The Churchill Diamond Project is owned 58.14% by Shear and 41.86% by Stornoway and is comprised of the diamond rights to more than two million acres located near the communities of Rankin Inlet and Chesterfield Inlet in the Kivalliq region of Nunavut. Work is presently focused on continued exploration of new promising indicator mineral trains and geophysical anomalies as well as the evaluation of a system of significantly diamond-bearing, vertically-emplaced kimberlite dykes that have returned sample grades of up to 2.18 carats per tone. Pamela Strand (P.Geol.) is Shear?s qualified person reviewing the project and has reviewed the content of this news release.
Stornoway Diamond Corporation
Stornoway Diamond Corporation is one of Canada's leading diamond exploration and development companies, involved in the discovery of over 150 kimberlites in seven Canadian diamond districts. The Company benefits from a diversified diamond property portfolio, a strong financial platform and management and technical teams with experience in each segment of the diamond "pipeline" from exploration to marketing.
On behalf of the Board
STORNOWAY DIAMOND CORPORATION
/s/ "Eira Thomas"
Chief Executive Officer

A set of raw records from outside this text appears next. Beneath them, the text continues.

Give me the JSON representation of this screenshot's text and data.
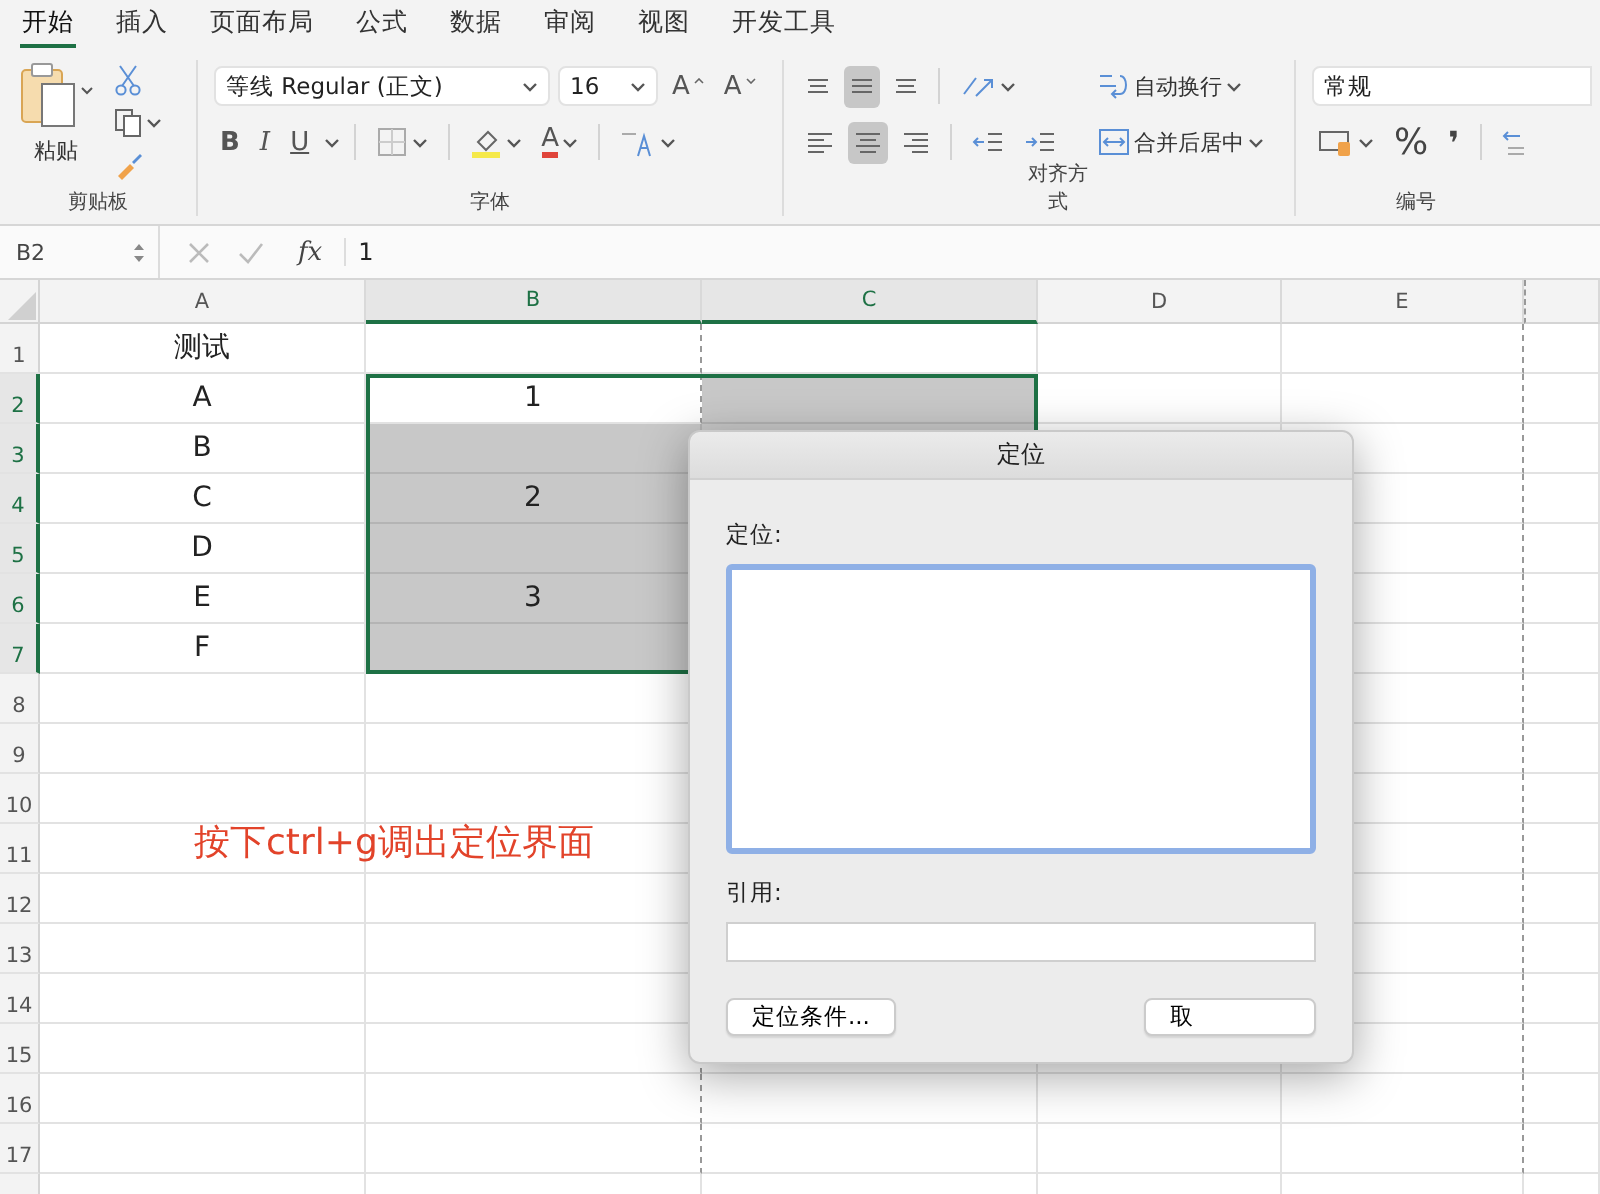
{
  "tabs": [
    {
      "label": "开始",
      "selected": true
    },
    {
      "label": "插入",
      "selected": false
    },
    {
      "label": "页面布局",
      "selected": false
    },
    {
      "label": "公式",
      "selected": false
    },
    {
      "label": "数据",
      "selected": false
    },
    {
      "label": "审阅",
      "selected": false
    },
    {
      "label": "视图",
      "selected": false
    },
    {
      "label": "开发工具",
      "selected": false
    }
  ],
  "ribbon": {
    "clipboard": {
      "label": "剪贴板",
      "paste": "粘贴"
    },
    "font": {
      "label": "字体",
      "family": "等线 Regular (正文)",
      "size": "16",
      "size_buttons": [
        {
          "kind": "grow",
          "glyph": "A"
        },
        {
          "kind": "shrink",
          "glyph": "A"
        }
      ],
      "styles": [
        {
          "kind": "bold",
          "glyph": "B"
        },
        {
          "kind": "italic",
          "glyph": "I"
        },
        {
          "kind": "underline",
          "glyph": "U"
        }
      ],
      "font_color": "A"
    },
    "alignment": {
      "label": "对齐方式",
      "vertical": [
        {
          "kind": "top",
          "selected": false
        },
        {
          "kind": "middle",
          "selected": true
        },
        {
          "kind": "bottom",
          "selected": false
        }
      ],
      "horizontal": [
        {
          "kind": "left",
          "selected": false
        },
        {
          "kind": "center",
          "selected": true
        },
        {
          "kind": "right",
          "selected": false
        }
      ],
      "wrap": "自动换行",
      "merge": "合并后居中"
    },
    "number": {
      "label": "编号",
      "format": "常规",
      "percent": "%",
      "comma": "❜"
    }
  },
  "formula_bar": {
    "cell": "B2",
    "fx": "fx",
    "value": "1"
  },
  "sheet": {
    "columns": [
      {
        "label": "A",
        "selected": false
      },
      {
        "label": "B",
        "selected": true
      },
      {
        "label": "C",
        "selected": true
      },
      {
        "label": "D",
        "selected": false
      },
      {
        "label": "E",
        "selected": false
      }
    ],
    "rows": [
      {
        "number": "1",
        "selected": false,
        "cell_a": "测试"
      },
      {
        "number": "2",
        "selected": true,
        "active": true,
        "cell_a": "A",
        "cell_b": "1"
      },
      {
        "number": "3",
        "selected": true,
        "cell_a": "B"
      },
      {
        "number": "4",
        "selected": true,
        "cell_a": "C",
        "cell_b": "2"
      },
      {
        "number": "5",
        "selected": true,
        "cell_a": "D"
      },
      {
        "number": "6",
        "selected": true,
        "cell_a": "E",
        "cell_b": "3"
      },
      {
        "number": "7",
        "selected": true,
        "cell_a": "F"
      },
      {
        "number": "8",
        "selected": false
      },
      {
        "number": "9",
        "selected": false
      },
      {
        "number": "10",
        "selected": false
      },
      {
        "number": "11",
        "selected": false
      },
      {
        "number": "12",
        "selected": false
      },
      {
        "number": "13",
        "selected": false
      },
      {
        "number": "14",
        "selected": false
      },
      {
        "number": "15",
        "selected": false
      },
      {
        "number": "16",
        "selected": false
      },
      {
        "number": "17",
        "selected": false
      }
    ]
  },
  "annotation": "按下ctrl+g调出定位界面",
  "dialog": {
    "title": "定位",
    "list_label": "定位:",
    "reference_label": "引用:",
    "buttons": [
      "定位条件...",
      "取"
    ]
  }
}
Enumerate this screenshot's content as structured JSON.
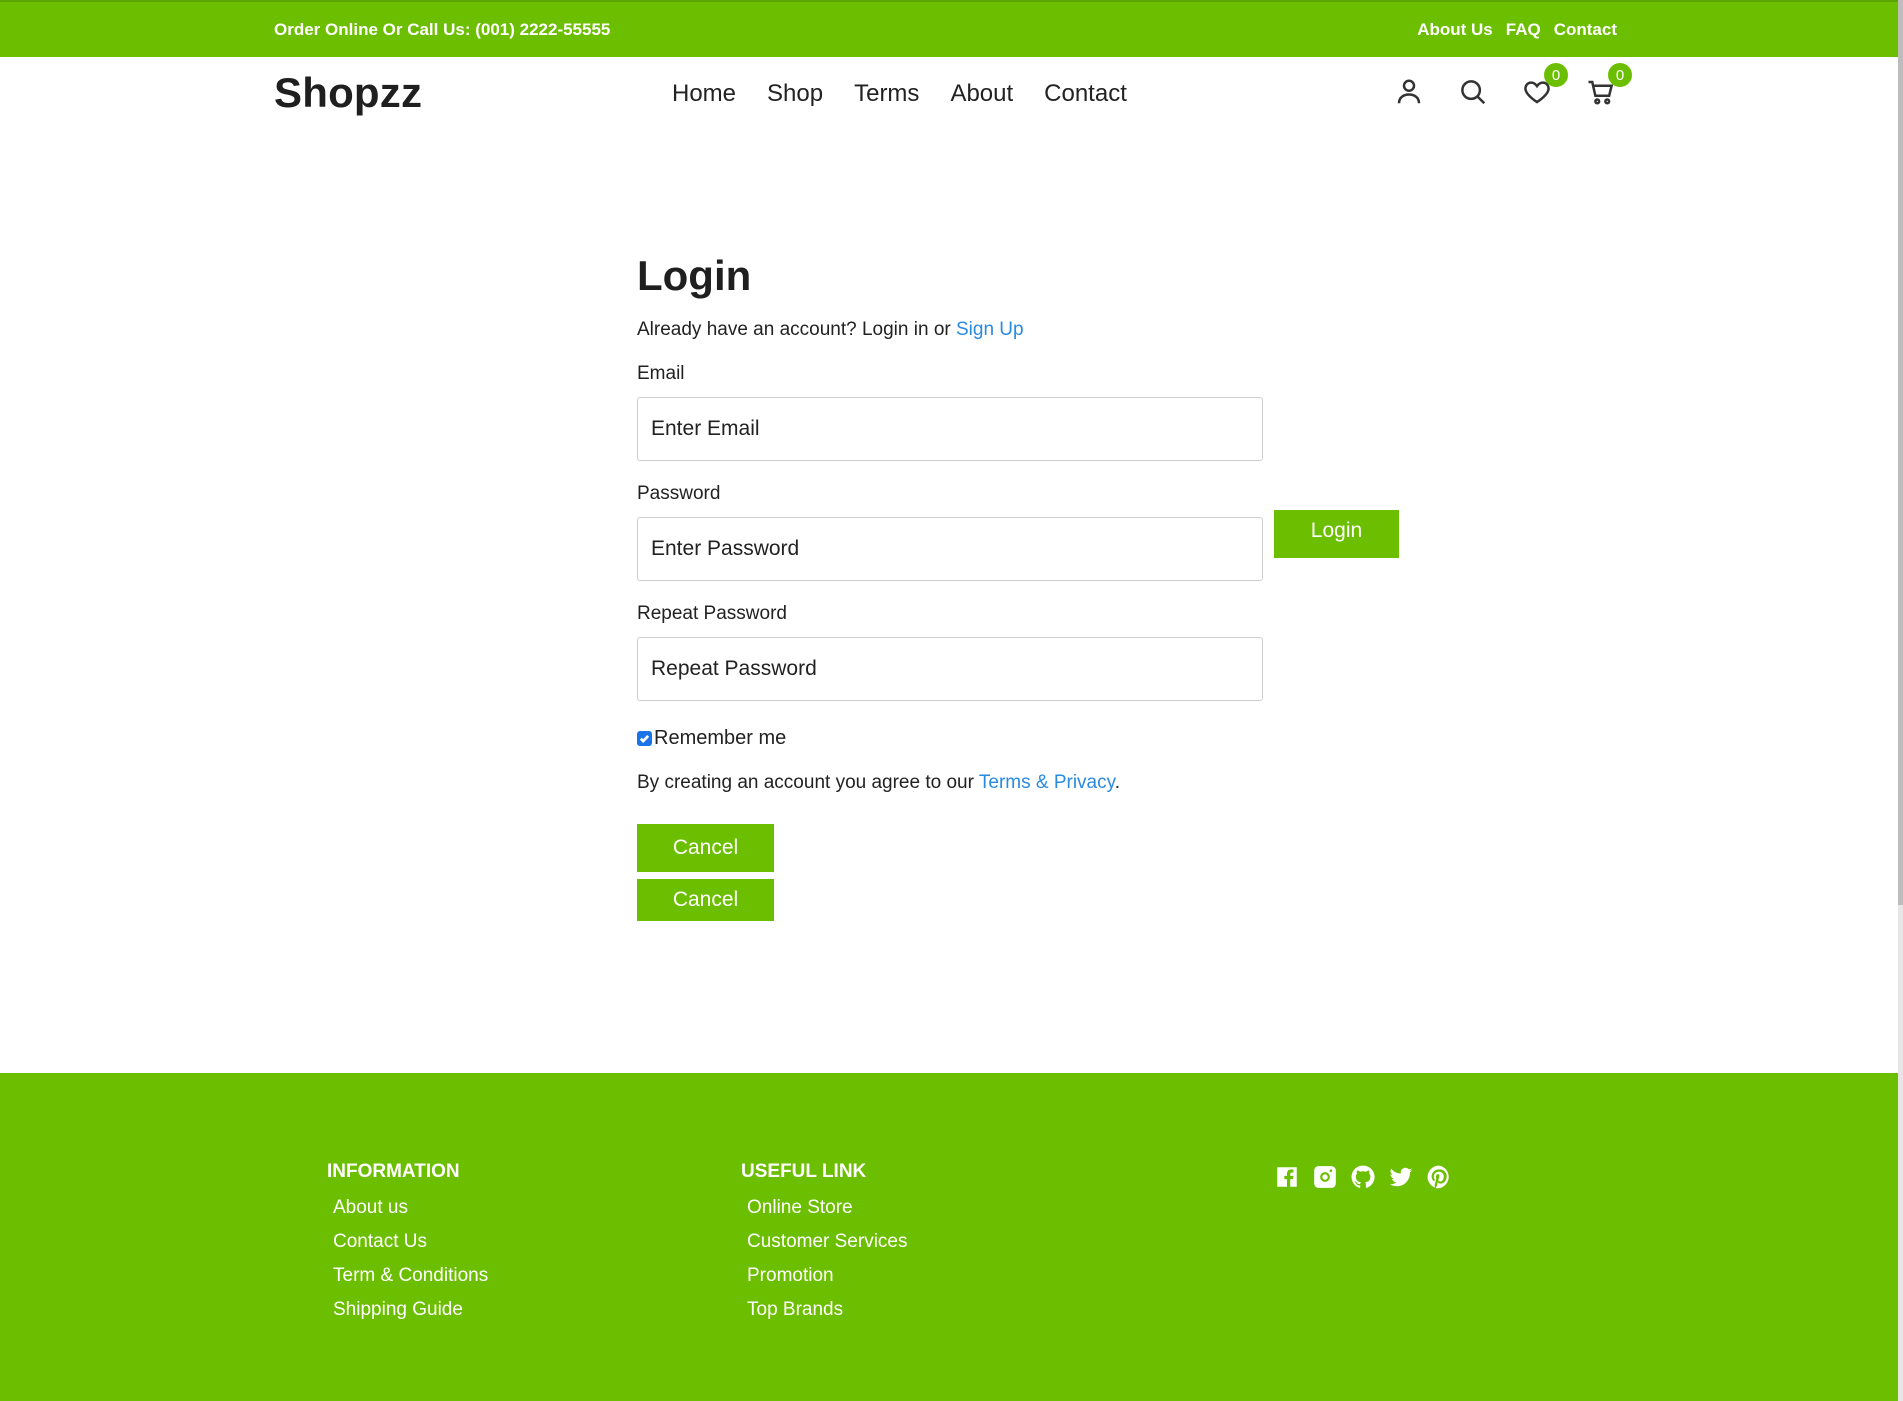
{
  "topbar": {
    "phone": "Order Online Or Call Us: (001) 2222-55555",
    "links": [
      "About Us",
      "FAQ",
      "Contact"
    ]
  },
  "header": {
    "logo": "Shopzz",
    "nav": [
      "Home",
      "Shop",
      "Terms",
      "About",
      "Contact"
    ],
    "wishlist_count": "0",
    "cart_count": "0",
    "icons": [
      "user-icon",
      "search-icon",
      "heart-icon",
      "cart-icon"
    ]
  },
  "login": {
    "title": "Login",
    "lead_text": "Already have an account? Login in or ",
    "signup_link": "Sign Up",
    "email_label": "Email",
    "email_placeholder": "Enter Email",
    "password_label": "Password",
    "password_placeholder": "Enter Password",
    "repeat_label": "Repeat Password",
    "repeat_placeholder": "Repeat Password",
    "remember_label": "Remember me",
    "remember_checked": true,
    "agree_text": "By creating an account you agree to our ",
    "terms_link": "Terms & Privacy",
    "agree_end": ".",
    "cancel_label": "Cancel",
    "login_label": "Login"
  },
  "footer": {
    "information": {
      "title": "INFORMATION",
      "items": [
        "About us",
        "Contact Us",
        "Term & Conditions",
        "Shipping Guide"
      ]
    },
    "useful": {
      "title": "USEFUL LINK",
      "items": [
        "Online Store",
        "Customer Services",
        "Promotion",
        "Top Brands"
      ]
    },
    "social": [
      "facebook-icon",
      "instagram-icon",
      "github-icon",
      "twitter-icon",
      "pinterest-icon"
    ]
  },
  "colors": {
    "brand_green": "#6cbf00",
    "link_blue": "#2a8ae0"
  }
}
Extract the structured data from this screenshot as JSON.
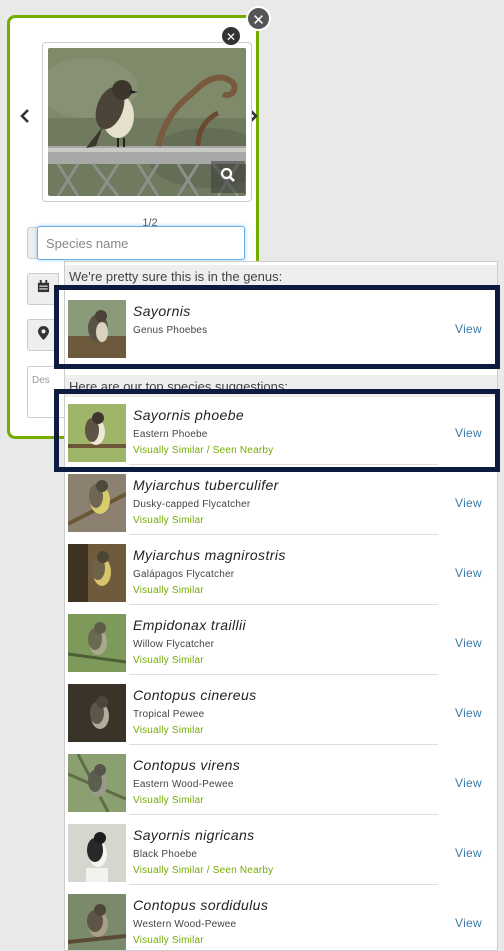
{
  "card": {
    "counter": "1/2",
    "species_placeholder": "Species name",
    "description_placeholder": "Des"
  },
  "icons": {
    "close": "x-icon",
    "prev": "chevron-left-icon",
    "next": "chevron-right-icon",
    "zoom": "magnifier-icon",
    "search": "search-icon",
    "date": "calendar-icon",
    "location": "map-marker-icon"
  },
  "suggestions": {
    "genus_header": "We're pretty sure this is in the genus:",
    "species_header": "Here are our top species suggestions:",
    "view_label": "View",
    "genus": {
      "scientific": "Sayornis",
      "common": "Genus Phoebes",
      "reason": ""
    },
    "species": [
      {
        "scientific": "Sayornis phoebe",
        "common": "Eastern Phoebe",
        "reason": "Visually Similar / Seen Nearby"
      },
      {
        "scientific": "Myiarchus tuberculifer",
        "common": "Dusky-capped Flycatcher",
        "reason": "Visually Similar"
      },
      {
        "scientific": "Myiarchus magnirostris",
        "common": "Galápagos Flycatcher",
        "reason": "Visually Similar"
      },
      {
        "scientific": "Empidonax traillii",
        "common": "Willow Flycatcher",
        "reason": "Visually Similar"
      },
      {
        "scientific": "Contopus cinereus",
        "common": "Tropical Pewee",
        "reason": "Visually Similar"
      },
      {
        "scientific": "Contopus virens",
        "common": "Eastern Wood-Pewee",
        "reason": "Visually Similar"
      },
      {
        "scientific": "Sayornis nigricans",
        "common": "Black Phoebe",
        "reason": "Visually Similar / Seen Nearby"
      },
      {
        "scientific": "Contopus sordidulus",
        "common": "Western Wood-Pewee",
        "reason": "Visually Similar"
      }
    ]
  },
  "colors": {
    "accent_green": "#74ac00",
    "link_blue": "#3b79a6",
    "highlight_navy": "#0d1c3e"
  }
}
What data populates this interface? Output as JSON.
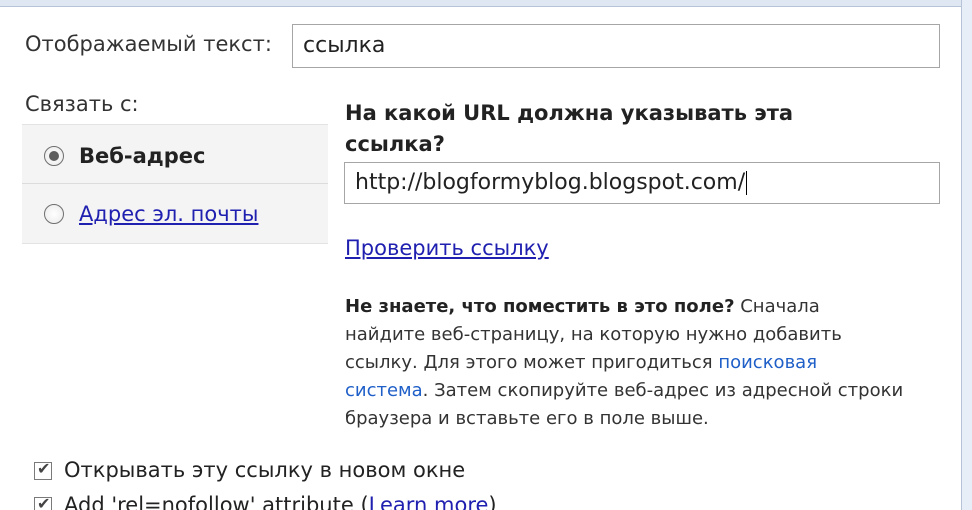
{
  "display_text": {
    "label": "Отображаемый текст:",
    "value": "ссылка"
  },
  "link_to": {
    "label": "Связать с:",
    "options": [
      {
        "label": "Веб-адрес",
        "selected": true
      },
      {
        "label": "Адрес эл. почты",
        "selected": false
      }
    ]
  },
  "url_section": {
    "heading_line1": "На какой URL должна указывать эта",
    "heading_line2": "ссылка?",
    "url_value": "http://blogformyblog.blogspot.com/",
    "test_link": "Проверить ссылку"
  },
  "help": {
    "bold": "Не знаете, что поместить в это поле?",
    "text1": " Сначала найдите веб-страницу, на которую нужно добавить ссылку. Для этого может пригодиться ",
    "search_link": "поисковая система",
    "text2": ". Затем скопируйте веб-адрес из адресной строки браузера и вставьте его в поле выше."
  },
  "options": {
    "new_window": "Открывать эту ссылку в новом окне",
    "nofollow_prefix": "Add 'rel=nofollow' attribute (",
    "nofollow_link": "Learn more",
    "nofollow_suffix": ")"
  },
  "colors": {
    "link": "#1f1fb0",
    "panel_bg": "#f4f4f4",
    "frame_edge": "#dfe7f3"
  }
}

For further information, please contact Nick Thomas , Investor Relations Manager at 604.331.2271 or 1.877.331.2232